Copyright ©2013 NPR. For personal, noncommercial use only. See Terms of Use. For other uses, prior permission required.

STEVE INSKEEP, HOST:

Let's look a little more closely at the evidence that the climate has warmed up over the past century. Warming cycles have happened before but climate scientists want to know more about how this current trend is different. Now a research team says they have some answers. They've put together a record of global temperatures going back to the end of the last ice age, about 11,000 years ago. As NPR's Christopher Joyce reports, their study confirms that what we are seeing now is unprecedented.

CHRISTOPHER JOYCE, BYLINE: Climate scientists are, in a sense, time travelers. They peer into the past. Ice cores from polar regions show what temperatures were over hundreds of thousands of years - but only for those regions, not the whole planet. Tree rings give a more global record of temperatures, but only back about 2,000 years. Now a team from Oregon State University and Harvard has done something new. They've got a global temperature record back to the last ice age, when mammoths and saber-tooth cats roamed the planet. Geologist Shaun Marcott says what they found is...

SHAUN MARCOTT: Global temperatures are warmer than about 75 percent of anything we've seen over the last 11,000 years or so.

JOYCE: The other way to look at it is 25 percent of the time since the last ice age it's been warmer than now. So what's to worry about, you might think. But Marcott, who's at Oregon State University, says the record shows just how unusual our current warming is.

MARCOTT: It's really the rates of change here that's amazing and atypical.

It's warming up super-fast. Here's what happened before. After the end of the Ice Age, the planet got warmer. Then about 5,000 years ago it started to get cooler - but really slowly. In all, it cooled 1.3 degrees Fahrenheit, up until the last century or so. Then the temperature shot up.

Temperatures now have gone from that cold period to the warm period in just 100 years.

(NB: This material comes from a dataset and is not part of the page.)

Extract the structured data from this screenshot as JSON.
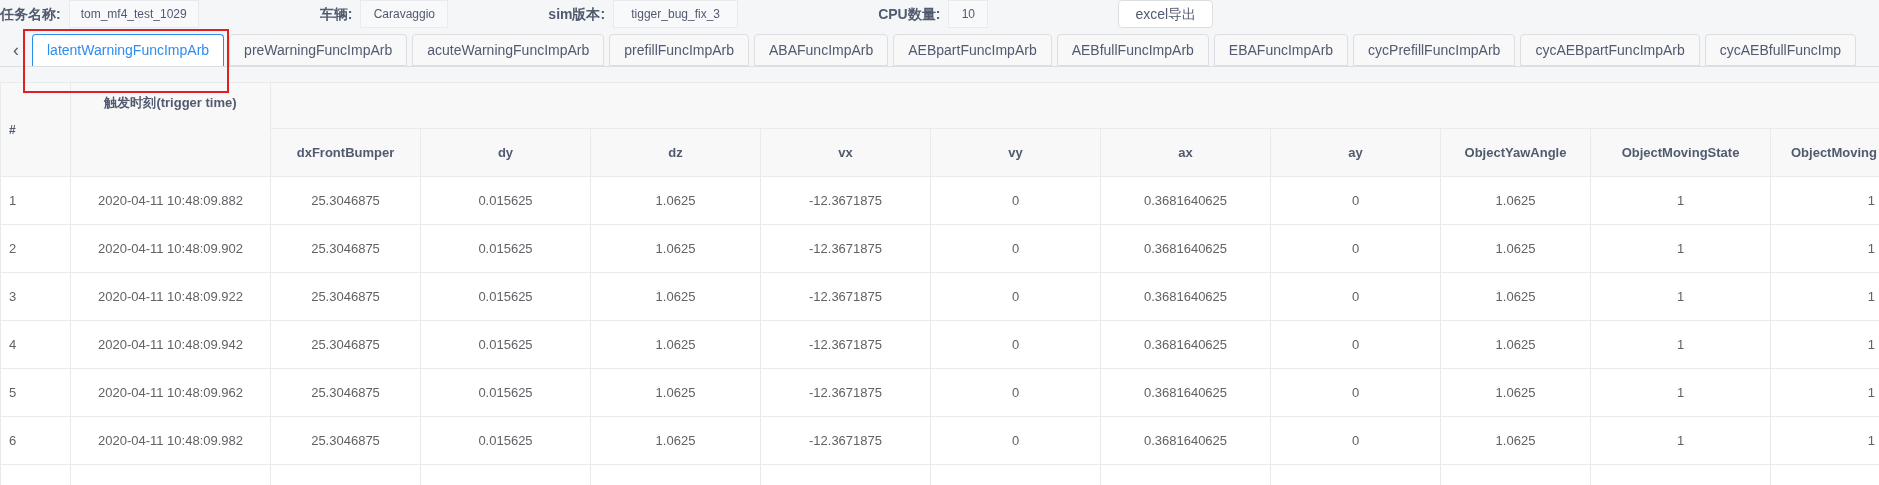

JOYCE: That's right. It's taken just 100 years for the average temperature to change by 1.3 degrees, when it took 5,000 years to do that before. The research team tracks temperature by studying chemicals in the shells of tiny fossilized sea creatures called foraminifera. Their temperature record matches other techniques that look back 2,000 years, which supports the validity of their much longer record. Climate scientists predict the current warming will continue, given the amount of greenhouse gases going up into the atmosphere. Gavin Schmidt is at NASA's Goddard Institute of Space Studies.

GAVIN SCHMIDT: So the climate changes to come are going to be larger than anything that human civilization and agriculture has seen in its entire existence. And that is quite a sobering thought.

JOYCE: The research appears in the journal Science. Christopher Joyce, NPR News.

Copyright © 2013 NPR. All rights reserved. No quotes from the materials contained herein may be used in any media without attribution to NPR. This transcript is provided for personal, noncommercial use only, pursuant to our Terms of Use. Any other use requires NPR's prior permission. Visit our permissions page for further information.

NPR transcripts are created on a rush deadline by a contractor for NPR, and accuracy and availability may vary. This text may not be in its final form and may be updated or revised in the future. Please be aware that the authoritative record of NPR's programming is the audio.

Comments

 

Please keep your community civil. All comments must follow the NPR.org Community rules and terms of use, and will be moderated prior to posting. NPR reserves the right to use the comments we receive, in whole or in part, and to use the commenter's name and location, in any medium. See also the Terms of Use, Privacy Policy and Community FAQ.